This chapter asks how France’s children were socialized into the imperial gaze by turning to a small but significant corpus of popular music, printed literature and visual works associated with France’s 1931 Exposition coloniale such as Henri Alibert’s song ‘Nénufar’ and Pol Rab’s illustrated comics of the same name that seem, on their surface, to undermine the Exhibition’s larger claim that its exhibits (and those contained within them) were ‘authentic’. Closer analyses, however, reveal that the comics explicitly stage such moments of colonized subjects’ rebellion to quell its young readers’ anxieties about the potentially dominating and racist nature of their own gaze. The chapter’s conclusion then considers how similar questions about this gaze continue to resurface in the twenty-first century. After discussing recent efforts to censor the resurgence of cultural artifacts (such as Hergé’s comic book Tintin au Congo), the chapter concludes that, while laudable, such efforts to censor racist materials also threaten to allow the larger ways of looking on which they depend from view. It is precisely these ways of looking (and their complex entanglement with notions of ‘self’ and ‘other’) that the Francophone works examined in subsequent chapters expose and ultimately contest.

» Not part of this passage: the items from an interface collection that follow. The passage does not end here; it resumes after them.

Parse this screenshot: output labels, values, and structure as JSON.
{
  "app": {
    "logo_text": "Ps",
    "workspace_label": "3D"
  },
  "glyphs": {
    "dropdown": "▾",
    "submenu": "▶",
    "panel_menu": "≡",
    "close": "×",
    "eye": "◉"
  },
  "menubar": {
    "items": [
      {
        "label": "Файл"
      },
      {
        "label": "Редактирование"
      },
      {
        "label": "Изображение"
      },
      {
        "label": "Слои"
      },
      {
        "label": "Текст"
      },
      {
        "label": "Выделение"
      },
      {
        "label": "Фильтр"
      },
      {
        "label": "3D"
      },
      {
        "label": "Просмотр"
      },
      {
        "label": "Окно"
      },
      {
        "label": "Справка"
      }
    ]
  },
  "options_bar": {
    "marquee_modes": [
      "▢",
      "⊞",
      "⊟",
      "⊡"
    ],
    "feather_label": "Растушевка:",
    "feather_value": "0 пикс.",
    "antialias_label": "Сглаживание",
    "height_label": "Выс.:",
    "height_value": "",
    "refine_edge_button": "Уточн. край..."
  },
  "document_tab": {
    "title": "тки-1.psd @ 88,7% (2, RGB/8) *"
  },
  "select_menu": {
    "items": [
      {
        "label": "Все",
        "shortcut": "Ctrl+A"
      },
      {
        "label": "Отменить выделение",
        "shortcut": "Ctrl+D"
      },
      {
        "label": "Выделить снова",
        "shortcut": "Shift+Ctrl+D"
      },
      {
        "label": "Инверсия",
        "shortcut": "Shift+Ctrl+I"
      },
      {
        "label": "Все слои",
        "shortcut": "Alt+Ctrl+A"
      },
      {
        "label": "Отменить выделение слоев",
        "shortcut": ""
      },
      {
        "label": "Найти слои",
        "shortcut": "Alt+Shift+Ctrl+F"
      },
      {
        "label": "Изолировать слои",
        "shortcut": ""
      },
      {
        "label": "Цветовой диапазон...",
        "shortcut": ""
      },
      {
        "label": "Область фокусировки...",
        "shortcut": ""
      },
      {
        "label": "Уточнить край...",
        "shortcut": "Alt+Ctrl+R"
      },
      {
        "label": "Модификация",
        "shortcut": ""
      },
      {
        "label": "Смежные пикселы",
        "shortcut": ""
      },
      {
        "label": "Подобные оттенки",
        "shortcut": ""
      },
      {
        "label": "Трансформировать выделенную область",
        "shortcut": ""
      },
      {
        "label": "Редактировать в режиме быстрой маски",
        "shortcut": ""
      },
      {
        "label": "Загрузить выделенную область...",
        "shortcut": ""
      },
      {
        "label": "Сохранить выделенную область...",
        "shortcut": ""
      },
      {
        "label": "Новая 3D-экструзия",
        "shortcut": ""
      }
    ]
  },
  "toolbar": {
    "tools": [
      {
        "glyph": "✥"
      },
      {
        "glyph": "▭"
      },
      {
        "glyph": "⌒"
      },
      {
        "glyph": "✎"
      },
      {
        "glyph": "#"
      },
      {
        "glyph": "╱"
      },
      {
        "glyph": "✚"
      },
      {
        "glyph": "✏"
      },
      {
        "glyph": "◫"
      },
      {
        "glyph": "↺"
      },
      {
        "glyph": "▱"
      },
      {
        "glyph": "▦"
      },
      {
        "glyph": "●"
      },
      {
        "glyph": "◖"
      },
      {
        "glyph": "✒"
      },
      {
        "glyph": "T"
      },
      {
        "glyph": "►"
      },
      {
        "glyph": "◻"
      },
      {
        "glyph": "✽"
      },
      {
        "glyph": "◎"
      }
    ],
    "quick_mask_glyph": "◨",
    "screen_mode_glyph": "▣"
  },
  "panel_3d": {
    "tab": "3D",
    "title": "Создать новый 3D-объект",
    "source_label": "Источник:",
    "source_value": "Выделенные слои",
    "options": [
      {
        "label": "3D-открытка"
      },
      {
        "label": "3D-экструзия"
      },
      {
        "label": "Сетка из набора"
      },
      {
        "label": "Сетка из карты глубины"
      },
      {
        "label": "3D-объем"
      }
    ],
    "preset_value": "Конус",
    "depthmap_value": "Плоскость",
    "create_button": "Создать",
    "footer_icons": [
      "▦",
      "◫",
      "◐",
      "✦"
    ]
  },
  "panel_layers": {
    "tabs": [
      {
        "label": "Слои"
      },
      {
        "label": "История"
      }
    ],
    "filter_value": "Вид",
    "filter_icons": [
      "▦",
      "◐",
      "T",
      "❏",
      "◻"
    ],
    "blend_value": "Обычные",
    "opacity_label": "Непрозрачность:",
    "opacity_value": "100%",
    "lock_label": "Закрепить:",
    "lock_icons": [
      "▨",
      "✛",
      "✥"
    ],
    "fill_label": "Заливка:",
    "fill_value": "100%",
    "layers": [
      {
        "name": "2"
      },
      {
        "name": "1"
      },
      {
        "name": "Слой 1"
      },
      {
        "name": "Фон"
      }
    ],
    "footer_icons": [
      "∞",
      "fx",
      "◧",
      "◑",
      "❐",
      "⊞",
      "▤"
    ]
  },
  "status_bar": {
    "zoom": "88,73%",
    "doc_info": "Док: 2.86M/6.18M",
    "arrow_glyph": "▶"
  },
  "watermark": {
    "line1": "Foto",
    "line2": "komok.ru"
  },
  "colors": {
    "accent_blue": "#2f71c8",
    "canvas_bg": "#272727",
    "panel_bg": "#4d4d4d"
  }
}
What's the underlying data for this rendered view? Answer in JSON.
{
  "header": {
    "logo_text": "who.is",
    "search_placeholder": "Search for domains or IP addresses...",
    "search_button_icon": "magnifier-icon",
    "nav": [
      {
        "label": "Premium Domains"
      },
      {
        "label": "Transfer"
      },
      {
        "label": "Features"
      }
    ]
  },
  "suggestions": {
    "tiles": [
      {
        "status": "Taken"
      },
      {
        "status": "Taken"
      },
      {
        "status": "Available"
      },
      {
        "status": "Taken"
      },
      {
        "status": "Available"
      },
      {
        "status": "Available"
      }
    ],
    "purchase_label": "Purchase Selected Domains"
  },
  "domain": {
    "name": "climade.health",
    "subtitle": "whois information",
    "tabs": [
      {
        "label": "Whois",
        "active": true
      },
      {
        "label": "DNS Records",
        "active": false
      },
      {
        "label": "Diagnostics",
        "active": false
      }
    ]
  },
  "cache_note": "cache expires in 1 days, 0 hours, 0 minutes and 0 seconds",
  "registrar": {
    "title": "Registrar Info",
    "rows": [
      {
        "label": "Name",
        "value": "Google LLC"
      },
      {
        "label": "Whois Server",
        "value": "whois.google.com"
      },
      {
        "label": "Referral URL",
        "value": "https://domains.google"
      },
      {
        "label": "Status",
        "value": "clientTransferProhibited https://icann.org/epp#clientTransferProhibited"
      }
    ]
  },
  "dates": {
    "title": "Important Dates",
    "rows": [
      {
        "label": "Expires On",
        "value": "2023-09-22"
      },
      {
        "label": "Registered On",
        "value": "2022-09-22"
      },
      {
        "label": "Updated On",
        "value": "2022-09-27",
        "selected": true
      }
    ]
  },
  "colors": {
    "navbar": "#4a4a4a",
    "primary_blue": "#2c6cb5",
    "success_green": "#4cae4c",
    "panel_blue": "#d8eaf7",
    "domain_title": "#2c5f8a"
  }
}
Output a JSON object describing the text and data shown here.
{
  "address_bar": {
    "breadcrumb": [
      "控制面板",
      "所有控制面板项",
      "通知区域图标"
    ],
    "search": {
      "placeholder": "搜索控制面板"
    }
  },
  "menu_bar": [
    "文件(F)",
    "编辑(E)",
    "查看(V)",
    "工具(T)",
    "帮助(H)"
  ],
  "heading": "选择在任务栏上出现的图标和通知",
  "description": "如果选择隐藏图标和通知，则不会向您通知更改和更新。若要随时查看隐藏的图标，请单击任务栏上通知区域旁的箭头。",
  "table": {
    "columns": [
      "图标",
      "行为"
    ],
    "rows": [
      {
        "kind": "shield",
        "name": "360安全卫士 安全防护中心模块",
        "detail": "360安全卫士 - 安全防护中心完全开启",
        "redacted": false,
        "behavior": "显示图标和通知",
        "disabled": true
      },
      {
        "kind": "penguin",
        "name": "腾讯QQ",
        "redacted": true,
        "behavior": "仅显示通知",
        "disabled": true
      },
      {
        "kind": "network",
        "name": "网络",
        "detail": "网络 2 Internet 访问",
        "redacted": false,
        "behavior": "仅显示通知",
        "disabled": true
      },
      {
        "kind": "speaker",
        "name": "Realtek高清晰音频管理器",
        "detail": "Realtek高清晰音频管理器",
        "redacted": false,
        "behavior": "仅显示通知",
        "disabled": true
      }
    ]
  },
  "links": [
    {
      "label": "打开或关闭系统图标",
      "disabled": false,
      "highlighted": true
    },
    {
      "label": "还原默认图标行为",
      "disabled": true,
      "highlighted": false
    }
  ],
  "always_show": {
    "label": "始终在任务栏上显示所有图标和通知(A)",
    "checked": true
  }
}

*Note the misspelling of “Nénufar.”
Chapter 1 concludes with a discussion of censorship of racist images such as those promoted in popular music (such as “Nénufar,” analyzed in the chapter) or comic books such as Tintin au Congo or Négro et Négrette à l’Exposition. Here are some links to current debates about these materials’ censorship. On Tintin au Congo (French- […]